In terms of replay value, The Evil Within is quite a meaty package. The campaign for your first playthrough should give you at least 15 hours (give or take), much longer if you go on the hunt for all the hidden extras and if you miss them, multiple playthrough’s can also be encouraged, especially on the higher difficulty settings. Playing through more than once is also advised should you want to fully upgrade Seb, which I doubt can be done on one playthrough (but I could be wrong). Personally I can’t wait to give this game another playthrough and once I’ve tracked down all those hidden collectibles; I will be giving the harder settings ago. After reviewing Murdered: Soul Suspect, while I enjoyed my playthrough, I never had the desire to playthrough it again, nor did the game put much effort into encouraging it. One of the great aspects of Resident Evil 4 is how willing I was to complete the game over and over, and I strongly suspect the same will be with The Evil Within, especially with it having a New Game+.
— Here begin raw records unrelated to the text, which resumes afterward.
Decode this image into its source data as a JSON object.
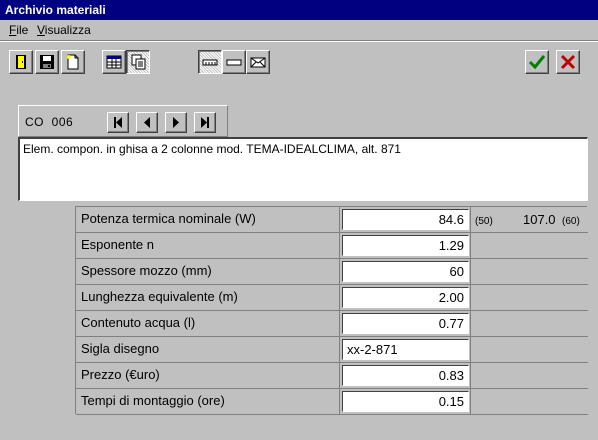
{
  "window": {
    "title": "Archivio materiali"
  },
  "menu": {
    "file": "File",
    "view": "Visualizza"
  },
  "toolbar": {
    "icons": [
      "door-exit-icon",
      "floppy-save-icon",
      "new-document-icon",
      "table-grid-icon",
      "copy-document-icon",
      "row-view-icon",
      "line-view-icon",
      "envelope-view-icon",
      "confirm-check-icon",
      "cancel-x-icon"
    ]
  },
  "record": {
    "code": "CO  006"
  },
  "description": "Elem. compon. in ghisa a 2 colonne  mod. TEMA-IDEALCLIMA, alt. 871",
  "fields": [
    {
      "label": "Potenza termica nominale (W)",
      "value": "84.6",
      "delta_left": "(50)",
      "extra_value": "107.0",
      "delta_right": "(60)"
    },
    {
      "label": "Esponente n",
      "value": "1.29"
    },
    {
      "label": "Spessore mozzo (mm)",
      "value": "60"
    },
    {
      "label": "Lunghezza equivalente (m)",
      "value": "2.00"
    },
    {
      "label": "Contenuto acqua (l)",
      "value": "0.77"
    },
    {
      "label": "Sigla disegno",
      "value": "xx-2-871"
    },
    {
      "label": "Prezzo (€uro)",
      "value": "0.83"
    },
    {
      "label": "Tempi di montaggio (ore)",
      "value": "0.15"
    }
  ],
  "colors": {
    "title_bar": "#000080",
    "face": "#c0c0c0",
    "check": "#008000",
    "cancel": "#c00000"
  }
}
Some could criticise The Evil Within for being too much like Resident Evil 4, as there is a lot of similarities. Such as the early level designs, the way some of the Haunted would sway to the side to avoid damage, the chainsaw wielding Sadist, even those silver cases that you will find scattered throughout the campaign is very samey to the ones found in Resident Evil 4. But then on the flip-side, the Resident Evil series is Shinji Mikami’s baby, so if he wanted to bring that influence into The Evil Within, then he has every right to.
In fact the more I think into it, with the action direction that Resident Evil 5 and 6 went after the masterful Resident Evil 4, I can’t help but think that what we’re seeing in The Evil Within, could have been the direction that Mikami wanted to go with 4’s follow-up. I know I’m just self-speculating here, but what if this was the direction that Mikami wanted to go, but he was road blocked by Capcom as they wanted to go in the action direction? It’s certainly food for thought.
In a nutshell you won’t find anything revolutionary in The Evil Within; we’ve had many great horror games recently that have put another spin on the survival horror genre. But what you’re going to find with The Evil Within is a survival horror game that is traditional as they come and being a fan of the genre since the original Resident Evil, it’s a direction that takes me back and one that I fully appreciate, and I know I’m not alone in thinking that. The Evil Within is how the survival horror genre used to be and perhaps how it should be, it has an eerie atmosphere, jump scares, sinister creations, a wacky story and plenty of reasons to come back long after the first playthrough is done.
The best way in which I can describe what The Evil Within is, is that it’s kind of like the lovechild following a two-way between Resident Evil and Silent Hill, with the Saw movies watching gleefully on. It may or may not be your game of the year, but it could very well be the best survival horror that you’ve experienced in a long time.
+This is survival horror
+superb enemy design
+Sinister locations & contraptions
+ Lengthy & fulfilling campaign that encourages replay
-Some minor framerate issues
-At times it feels a little too similar to Resident Evil 4